DIRECTIONS FOR THIS TASK
Keep only the lines of the data below that contain "heading", and copy them.

[Entries from a dataset of interfaces]
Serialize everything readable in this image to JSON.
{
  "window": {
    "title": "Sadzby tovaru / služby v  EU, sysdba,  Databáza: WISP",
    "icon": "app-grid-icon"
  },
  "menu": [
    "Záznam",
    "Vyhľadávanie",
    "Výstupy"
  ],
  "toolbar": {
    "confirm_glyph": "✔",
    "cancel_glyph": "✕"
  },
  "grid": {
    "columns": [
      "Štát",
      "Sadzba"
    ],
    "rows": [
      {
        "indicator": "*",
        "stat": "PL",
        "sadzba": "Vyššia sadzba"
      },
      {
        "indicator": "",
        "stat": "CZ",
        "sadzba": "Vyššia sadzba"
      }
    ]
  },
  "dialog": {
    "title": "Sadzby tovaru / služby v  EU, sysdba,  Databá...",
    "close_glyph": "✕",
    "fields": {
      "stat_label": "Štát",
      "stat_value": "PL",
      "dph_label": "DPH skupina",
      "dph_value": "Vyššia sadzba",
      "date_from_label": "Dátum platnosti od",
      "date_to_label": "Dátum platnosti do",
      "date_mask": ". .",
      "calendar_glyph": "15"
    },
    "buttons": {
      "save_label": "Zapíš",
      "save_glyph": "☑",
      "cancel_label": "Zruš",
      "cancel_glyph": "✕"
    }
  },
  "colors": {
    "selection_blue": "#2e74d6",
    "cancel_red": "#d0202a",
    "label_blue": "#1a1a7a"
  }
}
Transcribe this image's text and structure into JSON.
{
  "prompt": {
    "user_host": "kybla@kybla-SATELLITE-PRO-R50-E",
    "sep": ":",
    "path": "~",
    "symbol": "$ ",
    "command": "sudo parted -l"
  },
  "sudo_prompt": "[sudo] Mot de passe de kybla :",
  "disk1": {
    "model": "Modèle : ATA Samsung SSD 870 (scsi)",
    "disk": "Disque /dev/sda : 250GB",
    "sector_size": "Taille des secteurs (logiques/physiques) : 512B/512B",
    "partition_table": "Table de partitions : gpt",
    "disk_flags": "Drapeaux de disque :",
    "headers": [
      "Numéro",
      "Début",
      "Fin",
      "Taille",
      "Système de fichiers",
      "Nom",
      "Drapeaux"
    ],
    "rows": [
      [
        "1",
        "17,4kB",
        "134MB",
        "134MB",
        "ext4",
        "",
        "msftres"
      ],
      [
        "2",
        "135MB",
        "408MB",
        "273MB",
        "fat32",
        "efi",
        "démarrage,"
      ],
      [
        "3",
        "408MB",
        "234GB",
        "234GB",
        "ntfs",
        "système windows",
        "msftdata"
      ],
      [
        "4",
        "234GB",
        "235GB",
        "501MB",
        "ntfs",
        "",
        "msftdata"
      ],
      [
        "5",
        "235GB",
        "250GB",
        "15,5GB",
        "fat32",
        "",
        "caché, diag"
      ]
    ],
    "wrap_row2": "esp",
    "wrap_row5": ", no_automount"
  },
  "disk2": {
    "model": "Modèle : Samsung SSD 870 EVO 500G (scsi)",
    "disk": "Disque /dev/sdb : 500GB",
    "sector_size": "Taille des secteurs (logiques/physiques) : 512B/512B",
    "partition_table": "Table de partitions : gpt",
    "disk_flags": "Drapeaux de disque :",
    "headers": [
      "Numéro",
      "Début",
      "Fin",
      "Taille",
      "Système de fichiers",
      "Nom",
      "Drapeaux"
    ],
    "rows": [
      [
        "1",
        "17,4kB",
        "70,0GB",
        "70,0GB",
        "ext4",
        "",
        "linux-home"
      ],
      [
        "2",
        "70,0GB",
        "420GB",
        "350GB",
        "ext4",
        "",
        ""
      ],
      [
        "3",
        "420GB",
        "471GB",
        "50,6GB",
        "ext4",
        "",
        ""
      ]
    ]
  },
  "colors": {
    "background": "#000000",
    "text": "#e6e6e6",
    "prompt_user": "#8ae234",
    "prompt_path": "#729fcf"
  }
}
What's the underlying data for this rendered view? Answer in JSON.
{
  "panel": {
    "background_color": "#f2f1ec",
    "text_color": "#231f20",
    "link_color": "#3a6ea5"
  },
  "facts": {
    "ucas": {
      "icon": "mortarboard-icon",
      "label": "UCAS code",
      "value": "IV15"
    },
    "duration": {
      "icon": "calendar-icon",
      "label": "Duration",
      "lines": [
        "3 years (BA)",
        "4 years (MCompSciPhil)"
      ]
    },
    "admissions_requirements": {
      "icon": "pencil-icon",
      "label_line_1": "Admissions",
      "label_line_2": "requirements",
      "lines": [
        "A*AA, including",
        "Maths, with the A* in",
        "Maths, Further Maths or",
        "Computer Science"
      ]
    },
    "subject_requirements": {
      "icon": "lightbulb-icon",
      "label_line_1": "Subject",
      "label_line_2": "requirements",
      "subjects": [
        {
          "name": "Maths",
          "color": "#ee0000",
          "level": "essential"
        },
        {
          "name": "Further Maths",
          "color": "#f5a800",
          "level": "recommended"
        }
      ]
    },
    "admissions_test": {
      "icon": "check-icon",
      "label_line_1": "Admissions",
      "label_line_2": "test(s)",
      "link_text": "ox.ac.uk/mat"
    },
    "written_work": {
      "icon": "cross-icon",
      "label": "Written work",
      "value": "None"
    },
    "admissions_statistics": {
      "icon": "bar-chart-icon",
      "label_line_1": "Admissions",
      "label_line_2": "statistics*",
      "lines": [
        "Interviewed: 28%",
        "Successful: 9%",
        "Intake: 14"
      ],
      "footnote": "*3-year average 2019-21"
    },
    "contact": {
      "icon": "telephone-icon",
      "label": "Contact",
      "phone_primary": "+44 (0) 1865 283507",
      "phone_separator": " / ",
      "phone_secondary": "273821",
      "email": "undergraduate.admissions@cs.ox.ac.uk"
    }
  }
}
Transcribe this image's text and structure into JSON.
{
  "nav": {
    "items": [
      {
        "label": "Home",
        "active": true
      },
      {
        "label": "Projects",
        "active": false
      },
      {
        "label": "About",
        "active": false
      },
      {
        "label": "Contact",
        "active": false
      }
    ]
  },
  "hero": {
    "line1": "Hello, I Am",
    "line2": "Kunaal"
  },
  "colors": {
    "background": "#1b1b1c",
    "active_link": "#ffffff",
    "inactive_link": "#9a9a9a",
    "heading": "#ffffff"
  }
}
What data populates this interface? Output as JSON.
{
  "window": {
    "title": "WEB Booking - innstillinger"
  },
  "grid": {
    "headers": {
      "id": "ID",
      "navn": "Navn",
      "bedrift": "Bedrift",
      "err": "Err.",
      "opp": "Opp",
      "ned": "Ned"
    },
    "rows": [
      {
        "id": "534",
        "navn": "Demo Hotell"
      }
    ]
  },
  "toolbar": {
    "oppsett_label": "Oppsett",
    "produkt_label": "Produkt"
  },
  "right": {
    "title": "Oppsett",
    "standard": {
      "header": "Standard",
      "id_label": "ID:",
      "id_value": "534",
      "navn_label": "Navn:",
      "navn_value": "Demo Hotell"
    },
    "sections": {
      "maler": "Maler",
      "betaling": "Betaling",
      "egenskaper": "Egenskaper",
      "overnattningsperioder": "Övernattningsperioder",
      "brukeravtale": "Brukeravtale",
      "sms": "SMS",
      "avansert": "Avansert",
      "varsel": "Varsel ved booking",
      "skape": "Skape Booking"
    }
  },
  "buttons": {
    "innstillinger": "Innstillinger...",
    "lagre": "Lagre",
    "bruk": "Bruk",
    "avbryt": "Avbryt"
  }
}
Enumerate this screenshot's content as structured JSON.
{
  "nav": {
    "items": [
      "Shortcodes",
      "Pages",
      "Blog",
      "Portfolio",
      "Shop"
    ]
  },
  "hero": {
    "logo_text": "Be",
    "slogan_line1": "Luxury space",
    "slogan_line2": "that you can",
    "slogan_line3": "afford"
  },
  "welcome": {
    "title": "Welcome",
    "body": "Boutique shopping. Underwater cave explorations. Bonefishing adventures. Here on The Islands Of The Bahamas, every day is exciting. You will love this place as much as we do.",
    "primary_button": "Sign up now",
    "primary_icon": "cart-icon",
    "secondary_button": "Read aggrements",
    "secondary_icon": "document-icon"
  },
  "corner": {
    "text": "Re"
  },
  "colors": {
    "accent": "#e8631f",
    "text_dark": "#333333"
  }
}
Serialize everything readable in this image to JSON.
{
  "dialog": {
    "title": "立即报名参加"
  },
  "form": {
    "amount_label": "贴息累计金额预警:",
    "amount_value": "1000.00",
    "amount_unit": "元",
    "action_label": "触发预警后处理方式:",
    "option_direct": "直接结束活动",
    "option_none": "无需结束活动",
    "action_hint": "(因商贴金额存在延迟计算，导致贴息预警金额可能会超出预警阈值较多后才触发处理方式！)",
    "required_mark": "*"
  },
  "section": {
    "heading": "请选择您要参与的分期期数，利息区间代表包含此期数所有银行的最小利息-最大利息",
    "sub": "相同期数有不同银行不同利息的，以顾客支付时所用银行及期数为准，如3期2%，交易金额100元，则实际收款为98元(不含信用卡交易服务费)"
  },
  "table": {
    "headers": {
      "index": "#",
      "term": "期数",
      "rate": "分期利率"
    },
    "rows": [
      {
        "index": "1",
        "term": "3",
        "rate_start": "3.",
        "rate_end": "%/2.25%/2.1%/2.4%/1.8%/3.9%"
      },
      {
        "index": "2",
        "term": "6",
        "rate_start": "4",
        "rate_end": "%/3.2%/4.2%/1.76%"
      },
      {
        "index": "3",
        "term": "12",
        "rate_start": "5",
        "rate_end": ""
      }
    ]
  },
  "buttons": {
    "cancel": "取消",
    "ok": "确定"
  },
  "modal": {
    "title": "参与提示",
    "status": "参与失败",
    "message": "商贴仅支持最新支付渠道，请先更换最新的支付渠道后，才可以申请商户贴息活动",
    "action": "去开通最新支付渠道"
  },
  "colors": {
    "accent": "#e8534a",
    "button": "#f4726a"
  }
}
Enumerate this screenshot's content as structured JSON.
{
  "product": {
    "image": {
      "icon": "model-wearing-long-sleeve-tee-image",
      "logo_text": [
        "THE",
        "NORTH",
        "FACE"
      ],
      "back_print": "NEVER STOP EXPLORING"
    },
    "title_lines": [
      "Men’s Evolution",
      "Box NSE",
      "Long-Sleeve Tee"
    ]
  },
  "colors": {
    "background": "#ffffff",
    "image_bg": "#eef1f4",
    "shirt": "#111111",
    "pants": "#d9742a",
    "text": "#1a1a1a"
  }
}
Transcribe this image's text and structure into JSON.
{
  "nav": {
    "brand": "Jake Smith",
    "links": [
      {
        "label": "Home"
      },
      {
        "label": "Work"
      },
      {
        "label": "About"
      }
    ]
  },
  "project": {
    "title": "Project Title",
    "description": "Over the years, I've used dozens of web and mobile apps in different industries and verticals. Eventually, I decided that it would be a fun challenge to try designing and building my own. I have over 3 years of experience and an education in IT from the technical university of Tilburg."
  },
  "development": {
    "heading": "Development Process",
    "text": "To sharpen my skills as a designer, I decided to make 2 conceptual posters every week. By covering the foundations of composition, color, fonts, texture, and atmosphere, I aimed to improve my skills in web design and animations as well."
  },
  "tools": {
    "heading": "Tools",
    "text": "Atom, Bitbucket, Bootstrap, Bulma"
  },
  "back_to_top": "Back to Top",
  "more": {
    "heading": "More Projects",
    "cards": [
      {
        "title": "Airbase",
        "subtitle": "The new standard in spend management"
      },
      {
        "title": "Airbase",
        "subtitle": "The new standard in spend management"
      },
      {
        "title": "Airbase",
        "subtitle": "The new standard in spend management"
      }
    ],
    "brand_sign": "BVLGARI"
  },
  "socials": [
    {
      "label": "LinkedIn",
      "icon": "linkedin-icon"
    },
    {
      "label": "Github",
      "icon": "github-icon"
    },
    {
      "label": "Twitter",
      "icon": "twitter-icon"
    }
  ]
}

SOLUTION FOR THIS PROBLEM
    "heading": "#ffffff"
    "heading": "请选择您要参与的分期期数，利息区间代表包含此期数所有银行的最小利息-最大利息",
    "heading": "Development Process",
    "heading": "Tools",
    "heading": "More Projects",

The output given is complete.